For each entry below, please return its exact wording and leave out any picture.

Source data:
--------------------------------------------------

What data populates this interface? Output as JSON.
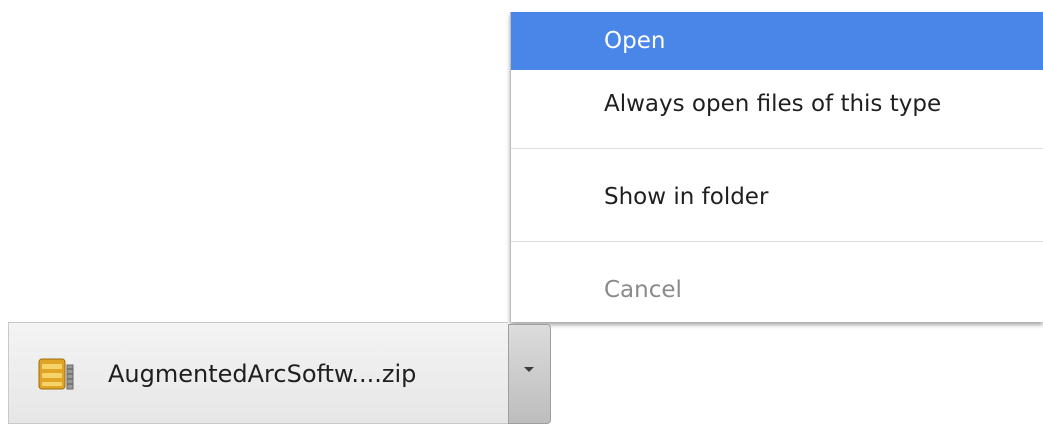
{
  "context_menu": {
    "items": [
      {
        "label": "Open",
        "state": "highlighted"
      },
      {
        "label": "Always open files of this type",
        "state": "normal"
      },
      {
        "label": "Show in folder",
        "state": "normal"
      },
      {
        "label": "Cancel",
        "state": "disabled"
      }
    ]
  },
  "download": {
    "file_name": "AugmentedArcSoftw....zip",
    "icon": "zip-archive-icon",
    "dropdown_icon": "chevron-down-icon"
  },
  "colors": {
    "highlight": "#4a86e8",
    "disabled_text": "#8a8a8a"
  }
}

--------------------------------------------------

Exercise solution:
What data populates this interface? Output as JSON.
{
  "context_menu": {
    "items": [
      {
        "label": "Open",
        "state": "highlighted"
      },
      {
        "label": "Always open files of this type",
        "state": "normal"
      },
      {
        "label": "Show in folder",
        "state": "normal"
      },
      {
        "label": "Cancel",
        "state": "disabled"
      }
    ]
  },
  "download": {
    "file_name": "AugmentedArcSoftw....zip",
    "icon": "zip-archive-icon",
    "dropdown_icon": "chevron-down-icon"
  },
  "colors": {
    "highlight": "#4a86e8",
    "disabled_text": "#8a8a8a"
  }
}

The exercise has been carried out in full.